WHAT THE TASK REQUIRES: Each line of the data holding "caption" should be found and copied.
======== DATA TO PROCESS ========
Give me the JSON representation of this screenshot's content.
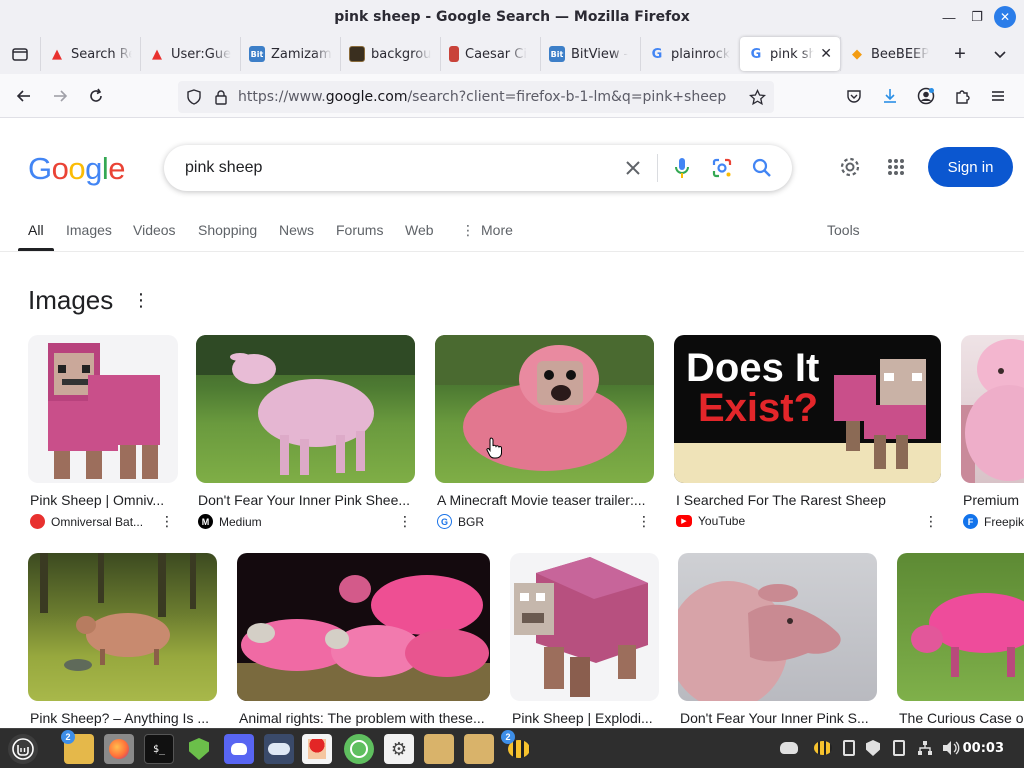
{
  "window": {
    "title": "pink sheep - Google Search — Mozilla Firefox"
  },
  "tabs": [
    {
      "label": "Search Re",
      "icon": "flame-icon",
      "color": "#e8312f"
    },
    {
      "label": "User:Gue",
      "icon": "flame-icon",
      "color": "#e8312f"
    },
    {
      "label": "Zamizam",
      "icon": "bitview-icon",
      "color": "#3d7fc8"
    },
    {
      "label": "backgrou",
      "icon": "image-icon",
      "color": "#6b5b3a"
    },
    {
      "label": "Caesar Ci",
      "icon": "bookmark-icon",
      "color": "#c9433a"
    },
    {
      "label": "BitView -",
      "icon": "bitview-icon",
      "color": "#3d7fc8"
    },
    {
      "label": "plainrock",
      "icon": "google-icon",
      "color": "#4285f4"
    },
    {
      "label": "pink sh",
      "icon": "google-icon",
      "color": "#4285f4",
      "active": true
    },
    {
      "label": "BeeBEEP",
      "icon": "beebeep-icon",
      "color": "#f39c12"
    }
  ],
  "nav": {
    "url_prefix": "https://www.",
    "url_domain": "google.com",
    "url_rest": "/search?client=firefox-b-1-lm&q=pink+sheep"
  },
  "google": {
    "logo_letters": [
      "G",
      "o",
      "o",
      "g",
      "l",
      "e"
    ],
    "query": "pink sheep",
    "signin_label": "Sign in"
  },
  "result_tabs": [
    {
      "label": "All",
      "active": true
    },
    {
      "label": "Images"
    },
    {
      "label": "Videos"
    },
    {
      "label": "Shopping"
    },
    {
      "label": "News"
    },
    {
      "label": "Forums"
    },
    {
      "label": "Web"
    },
    {
      "label": "More"
    },
    {
      "label": "Tools"
    }
  ],
  "images_section": {
    "heading": "Images",
    "row1": [
      {
        "caption": "Pink Sheep | Omniv...",
        "source": "Omniversal Bat...",
        "source_icon_color": "#e8312f",
        "source_icon_text": ""
      },
      {
        "caption": "Don't Fear Your Inner Pink Shee...",
        "source": "Medium",
        "source_icon_color": "#000000",
        "source_icon_text": "M"
      },
      {
        "caption": "A Minecraft Movie teaser trailer:...",
        "source": "BGR",
        "source_icon_color": "#1a73e8",
        "source_icon_text": "G"
      },
      {
        "caption": "I Searched For The Rarest Sheep",
        "source": "YouTube",
        "source_icon_color": "#ff0000",
        "source_icon_text": "▶"
      },
      {
        "caption": "Premium",
        "source": "Freepik",
        "source_icon_color": "#1273eb",
        "source_icon_text": "F"
      }
    ],
    "row2": [
      {
        "caption": "Pink Sheep? – Anything Is ..."
      },
      {
        "caption": "Animal rights: The problem with these..."
      },
      {
        "caption": "Pink Sheep | Explodi..."
      },
      {
        "caption": "Don't Fear Your Inner Pink S..."
      },
      {
        "caption": "The Curious Case o"
      }
    ],
    "youtube_thumb_text_1": "Does It",
    "youtube_thumb_text_2": "Exist?"
  },
  "taskbar": {
    "clock": "00:03",
    "badge_files": "2",
    "badge_beebeep": "2"
  },
  "colors": {
    "accent_blue": "#0b57d0",
    "sheep_pink": "#e88ab5",
    "mc_pink": "#c94f8a"
  }
}
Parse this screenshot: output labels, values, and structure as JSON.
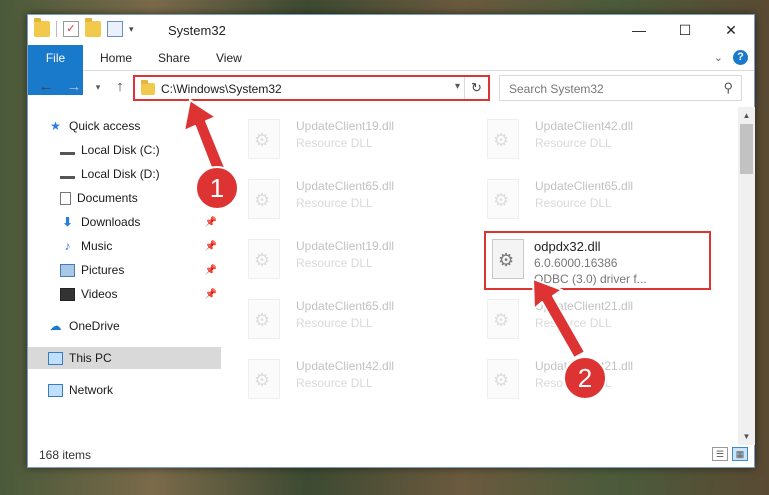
{
  "window": {
    "title": "System32",
    "controls": {
      "minimize": "—",
      "maximize": "☐",
      "close": "✕"
    }
  },
  "ribbon": {
    "tabs": [
      "File",
      "Home",
      "Share",
      "View"
    ],
    "help": "?"
  },
  "nav": {
    "address": "C:\\Windows\\System32",
    "search_placeholder": "Search System32"
  },
  "sidebar": {
    "items": [
      {
        "label": "Quick access",
        "icon": "star-icon",
        "pinned": false
      },
      {
        "label": "Local Disk (C:)",
        "icon": "drive-icon",
        "pinned": true
      },
      {
        "label": "Local Disk (D:)",
        "icon": "drive-icon",
        "pinned": false
      },
      {
        "label": "Documents",
        "icon": "documents-icon",
        "pinned": true
      },
      {
        "label": "Downloads",
        "icon": "download-icon",
        "pinned": true
      },
      {
        "label": "Music",
        "icon": "music-icon",
        "pinned": true
      },
      {
        "label": "Pictures",
        "icon": "pictures-icon",
        "pinned": true
      },
      {
        "label": "Videos",
        "icon": "videos-icon",
        "pinned": true
      },
      {
        "label": "OneDrive",
        "icon": "cloud-icon",
        "pinned": false
      },
      {
        "label": "This PC",
        "icon": "computer-icon",
        "pinned": false,
        "selected": true
      },
      {
        "label": "Network",
        "icon": "network-icon",
        "pinned": false
      }
    ]
  },
  "files": [
    {
      "name": "UpdateClient19.dll",
      "desc": "Resource DLL"
    },
    {
      "name": "UpdateClient42.dll",
      "desc": "Resource DLL"
    },
    {
      "name": "UpdateClient65.dll",
      "desc": "Resource DLL"
    },
    {
      "name": "UpdateClient65.dll",
      "desc": "Resource DLL"
    },
    {
      "name": "UpdateClient19.dll",
      "desc": "Resource DLL"
    },
    {
      "name": "UpdateClient65.dll",
      "desc": "Resource DLL"
    },
    {
      "name": "UpdateClient21.dll",
      "desc": "Resource DLL"
    },
    {
      "name": "UpdateClient42.dll",
      "desc": "Resource DLL"
    },
    {
      "name": "UpdateClient21.dll",
      "desc": "Resource DLL"
    }
  ],
  "highlighted_file": {
    "name": "odpdx32.dll",
    "version": "6.0.6000.16386",
    "desc": "ODBC (3.0) driver f..."
  },
  "status": {
    "count": "168 items"
  },
  "annotations": {
    "step1": "1",
    "step2": "2",
    "color": "#dd3333"
  }
}
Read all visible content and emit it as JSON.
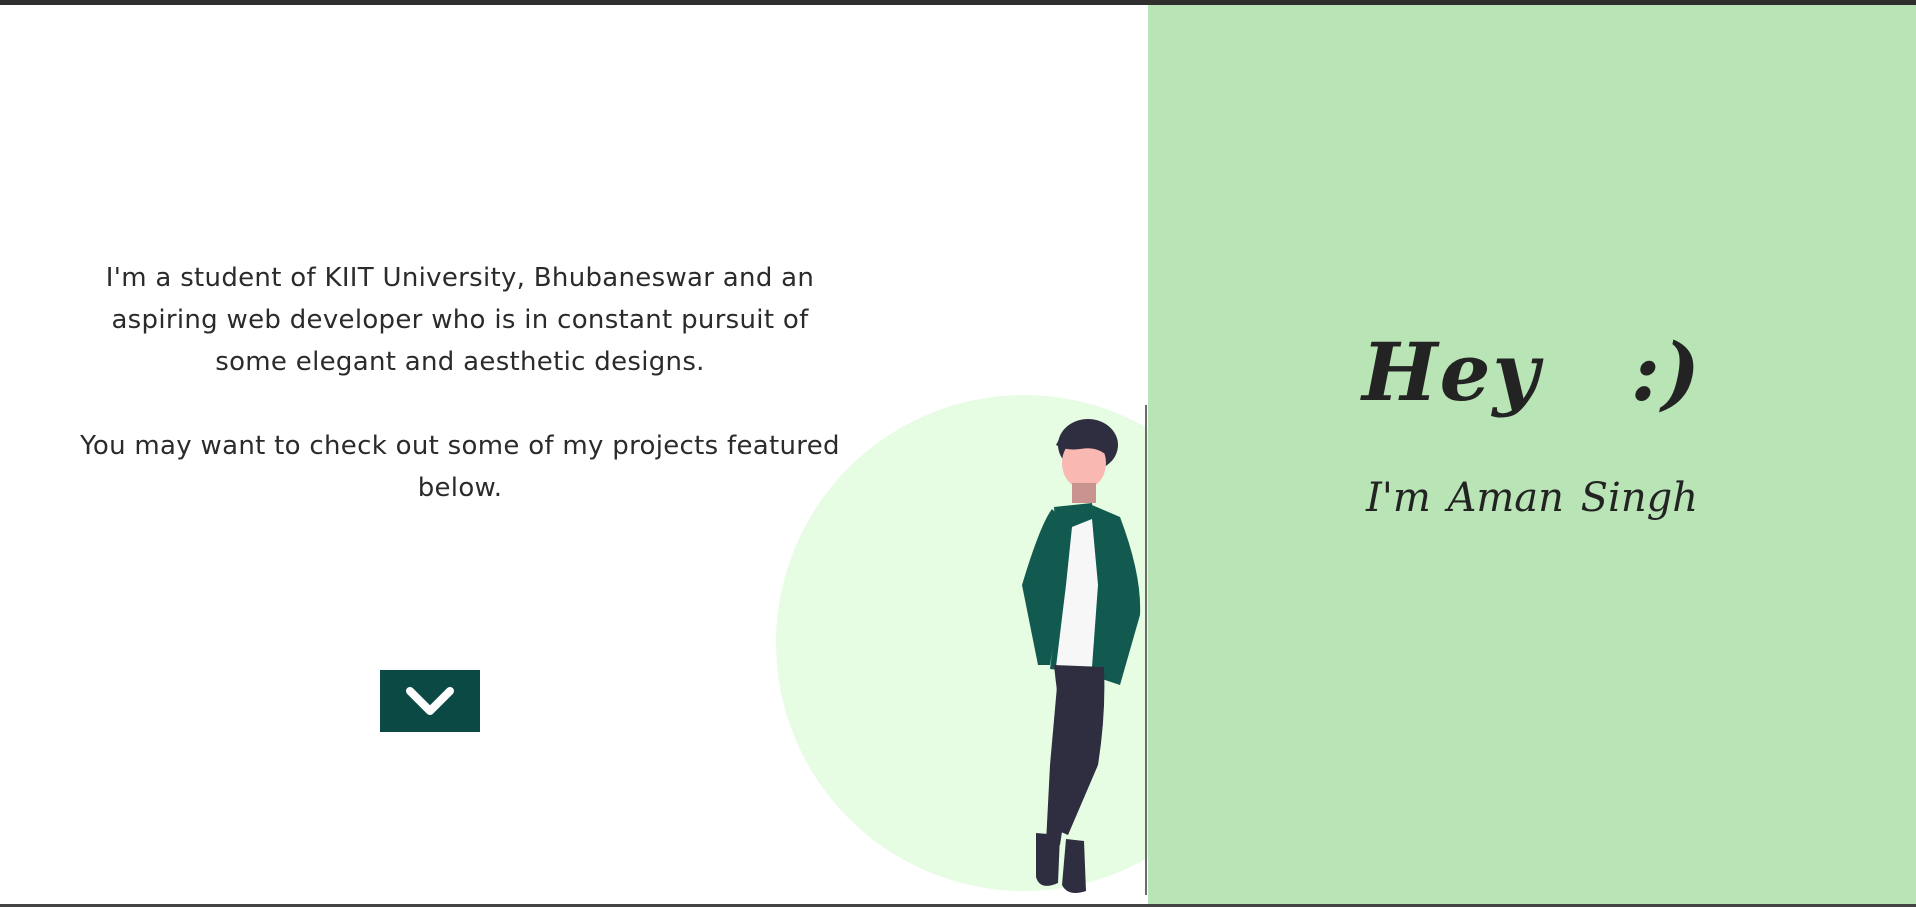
{
  "intro": {
    "paragraph1": "I'm a student of KIIT University, Bhubaneswar and an aspiring web developer who is in constant pursuit of some elegant and aesthetic designs.",
    "paragraph2": "You may want to check out some of my projects featured below."
  },
  "scroll_button": {
    "icon": "chevron-down-icon"
  },
  "hero": {
    "greeting": "Hey   :)",
    "name": "I'm Aman Singh"
  },
  "colors": {
    "accent_green_panel": "#b9e4b5",
    "circle_bg": "#e6fde3",
    "button_dark_teal": "#0b4a44",
    "text_dark": "#232323"
  }
}
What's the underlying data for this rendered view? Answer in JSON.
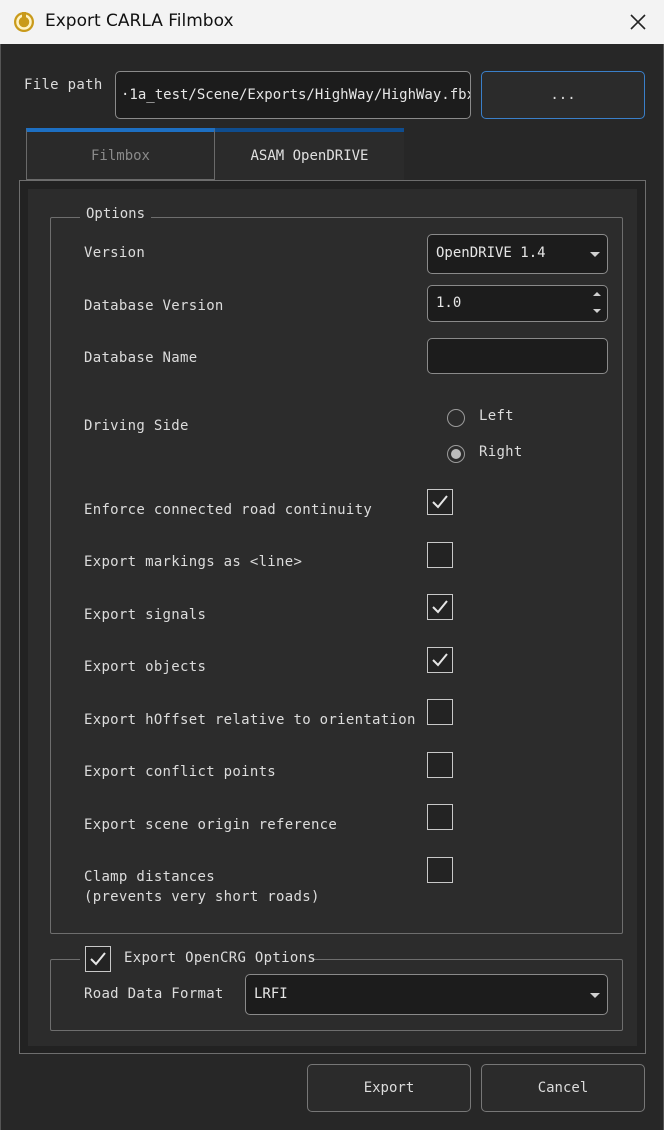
{
  "window": {
    "title": "Export CARLA Filmbox"
  },
  "file_path": {
    "label": "File path",
    "value": "·1a_test/Scene/Exports/HighWay/HighWay.fbx",
    "browse_label": "..."
  },
  "tabs": [
    {
      "label": "Filmbox",
      "active": false
    },
    {
      "label": "ASAM OpenDRIVE",
      "active": true
    }
  ],
  "options": {
    "group_title": "Options",
    "version": {
      "label": "Version",
      "value": "OpenDRIVE 1.4"
    },
    "database_version": {
      "label": "Database Version",
      "value": "1.0"
    },
    "database_name": {
      "label": "Database Name",
      "value": ""
    },
    "driving_side": {
      "label": "Driving Side",
      "options": [
        {
          "label": "Left",
          "selected": false
        },
        {
          "label": "Right",
          "selected": true
        }
      ]
    },
    "checkboxes": [
      {
        "label": "Enforce connected road continuity",
        "checked": true
      },
      {
        "label": "Export markings as <line>",
        "checked": false
      },
      {
        "label": "Export signals",
        "checked": true
      },
      {
        "label": "Export objects",
        "checked": true
      },
      {
        "label": "Export hOffset relative to orientation",
        "checked": false
      },
      {
        "label": "Export conflict points",
        "checked": false
      },
      {
        "label": "Export scene origin reference",
        "checked": false
      },
      {
        "label": "Clamp distances",
        "label2": "(prevents very short roads)",
        "checked": false
      }
    ]
  },
  "opencrg": {
    "title": "Export OpenCRG Options",
    "checked": true,
    "road_data_format": {
      "label": "Road Data Format",
      "value": "LRFI"
    }
  },
  "footer": {
    "export_label": "Export",
    "cancel_label": "Cancel"
  },
  "colors": {
    "accent": "#1d6fc2",
    "background": "#272727",
    "titlebar": "#f3f3f3"
  },
  "icons": {
    "app": "carla-logo-icon",
    "close": "close-icon",
    "check": "checkmark-icon"
  }
}
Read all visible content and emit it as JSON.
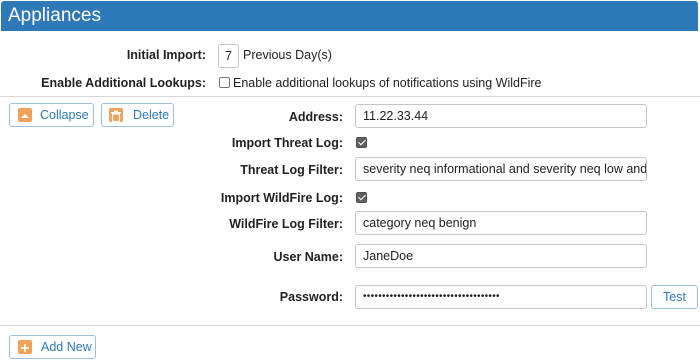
{
  "header": {
    "title": "Appliances"
  },
  "settings": {
    "initial_import_label": "Initial Import:",
    "initial_import_value": "7",
    "initial_import_unit": "Previous Day(s)",
    "additional_lookups_label": "Enable Additional Lookups:",
    "additional_lookups_checkbox_text": "Enable additional lookups of notifications using WildFire",
    "additional_lookups_checked": false
  },
  "actions": {
    "collapse_label": "Collapse",
    "delete_label": "Delete",
    "add_new_label": "Add New",
    "test_label": "Test"
  },
  "appliance": {
    "address_label": "Address:",
    "address_value": "11.22.33.44",
    "import_threat_log_label": "Import Threat Log:",
    "import_threat_log_checked": true,
    "threat_log_filter_label": "Threat Log Filter:",
    "threat_log_filter_value": "severity neq informational and severity neq low and se",
    "import_wildfire_log_label": "Import WildFire Log:",
    "import_wildfire_log_checked": true,
    "wildfire_log_filter_label": "WildFire Log Filter:",
    "wildfire_log_filter_value": "category neq benign",
    "user_name_label": "User Name:",
    "user_name_value": "JaneDoe",
    "password_label": "Password:",
    "password_value": "••••••••••••••••••••••••••••••••••••"
  },
  "colors": {
    "header_bg": "#2f79b8",
    "button_text": "#2f79b8",
    "icon_orange": "#f0a15a"
  }
}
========
SOLUTION TO THE PROBLEM:
        "caption": "Pink Sheep | Omniv...",
        "caption": "Don't Fear Your Inner Pink Shee...",
        "caption": "A Minecraft Movie teaser trailer:...",
        "caption": "I Searched For The Rarest Sheep",
        "caption": "Premium",
        "caption": "Pink Sheep? – Anything Is ..."
        "caption": "Animal rights: The problem with these..."
        "caption": "Pink Sheep | Explodi..."
        "caption": "Don't Fear Your Inner Pink S..."
        "caption": "The Curious Case o"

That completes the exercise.